In the letter, Samsung vice chairman/CEO Yoon Woo Lee said he still believes “that a combination of our two companies would have created a superior global brand, an unparalleled technology platform, and the scale and resources to drive convergence in the marketplace. Had we been able to execute on our proposal, your shareholders would have received full, fair and certain value for their shares and your employees and other stakeholders would have benefited from a broader platform and a wider range of opportunities.”

In response to Samsung’s withdrawal, SanDisk reiterated that it harbored “questions about the real motivations behind Samsung’s offer.” The company said it “has a strong brand, strategic partners, dedicated team, broad channels, fundamental next-generation IP, and a highly competitive cost structure” and that it would “continue to take appropriate steps to weather the current macroeconomic environment and ensure SanDisk’s long-term success.”

In a previous letter to Samsung, SanDisk called the buyout proposal “an opportunistic attempt to take advantage of SanDisk’s current stock price, which is significantly depressed given industry cyclicality, the uncertainty resulting from the unresolved patent cross-license agreement renewal [expiring in 2009] with Samsung, and general equity market conditions.” The proposal, the letter noted, could be a “calculated negotiating ploy or an attempt to gain leverage in the ongoing licensing negotiations between the companies [over SanDisk flash-memory technology].”

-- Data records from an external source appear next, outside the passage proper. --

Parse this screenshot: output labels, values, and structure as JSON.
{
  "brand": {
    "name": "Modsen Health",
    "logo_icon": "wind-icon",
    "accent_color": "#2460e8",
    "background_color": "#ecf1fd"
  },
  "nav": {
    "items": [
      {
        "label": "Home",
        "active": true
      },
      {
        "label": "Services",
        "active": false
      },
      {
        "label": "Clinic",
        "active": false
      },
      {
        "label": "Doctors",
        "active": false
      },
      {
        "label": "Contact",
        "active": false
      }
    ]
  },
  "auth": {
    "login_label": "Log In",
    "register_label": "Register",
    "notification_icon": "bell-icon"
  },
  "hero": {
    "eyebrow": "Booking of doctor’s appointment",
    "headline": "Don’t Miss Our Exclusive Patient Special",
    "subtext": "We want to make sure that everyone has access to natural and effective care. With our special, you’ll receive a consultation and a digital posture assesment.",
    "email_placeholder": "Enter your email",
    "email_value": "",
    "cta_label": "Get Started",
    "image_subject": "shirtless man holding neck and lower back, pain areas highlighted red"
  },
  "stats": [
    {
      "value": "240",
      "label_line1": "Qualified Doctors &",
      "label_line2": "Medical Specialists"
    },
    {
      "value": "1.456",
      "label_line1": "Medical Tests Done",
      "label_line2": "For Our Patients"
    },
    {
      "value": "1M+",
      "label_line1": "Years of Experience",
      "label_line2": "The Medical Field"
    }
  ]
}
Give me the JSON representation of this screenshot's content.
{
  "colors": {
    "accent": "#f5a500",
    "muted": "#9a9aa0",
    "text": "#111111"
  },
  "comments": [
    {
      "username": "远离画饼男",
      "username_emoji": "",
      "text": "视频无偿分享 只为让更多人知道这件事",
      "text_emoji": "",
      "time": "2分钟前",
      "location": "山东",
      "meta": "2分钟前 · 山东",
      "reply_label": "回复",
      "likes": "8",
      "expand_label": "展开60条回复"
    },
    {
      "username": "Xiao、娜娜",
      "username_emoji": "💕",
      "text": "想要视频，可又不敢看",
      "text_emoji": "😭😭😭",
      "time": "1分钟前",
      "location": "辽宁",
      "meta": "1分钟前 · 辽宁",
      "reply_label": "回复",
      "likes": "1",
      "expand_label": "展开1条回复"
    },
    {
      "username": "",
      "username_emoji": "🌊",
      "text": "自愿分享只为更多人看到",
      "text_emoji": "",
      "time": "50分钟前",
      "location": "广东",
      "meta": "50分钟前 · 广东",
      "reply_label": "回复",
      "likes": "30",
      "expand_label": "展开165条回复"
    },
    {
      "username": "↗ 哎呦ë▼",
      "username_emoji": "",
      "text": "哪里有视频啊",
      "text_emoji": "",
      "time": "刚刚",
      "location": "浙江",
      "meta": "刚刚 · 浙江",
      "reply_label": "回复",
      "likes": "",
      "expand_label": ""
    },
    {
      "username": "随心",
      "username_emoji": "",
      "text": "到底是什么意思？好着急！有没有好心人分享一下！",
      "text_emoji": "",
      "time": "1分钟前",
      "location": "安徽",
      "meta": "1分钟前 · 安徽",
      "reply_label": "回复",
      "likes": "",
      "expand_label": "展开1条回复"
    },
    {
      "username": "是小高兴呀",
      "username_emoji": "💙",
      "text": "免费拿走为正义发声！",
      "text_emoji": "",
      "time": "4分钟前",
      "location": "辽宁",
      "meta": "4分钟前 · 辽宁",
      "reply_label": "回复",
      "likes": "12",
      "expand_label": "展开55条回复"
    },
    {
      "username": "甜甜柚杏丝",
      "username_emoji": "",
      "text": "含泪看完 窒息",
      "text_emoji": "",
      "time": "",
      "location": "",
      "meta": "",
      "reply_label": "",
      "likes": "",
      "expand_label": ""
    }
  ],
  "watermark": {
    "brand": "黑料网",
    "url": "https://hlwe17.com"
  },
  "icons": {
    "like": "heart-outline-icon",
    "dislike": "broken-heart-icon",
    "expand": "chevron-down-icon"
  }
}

For its part, Samsung said a merger would be in SanDisk’s interests because SanDisk faced severe challenges in remaining competitive as a stand-alone company. Because “markets have become more turbulent and global economic trends are negative,” Samsung claimed in an earlier letter to SanDisk that SanDisk likely won’t have the resources it needs to remain competitive. “Separately investing in necessary state of the art facilities will be a significant tax on your business in the near term,” Samsung claimed. “In addition, reliance on IP and enforcing it is a costly and uncertain business for both our companies. Faced with these challenges, now is the time to merge.”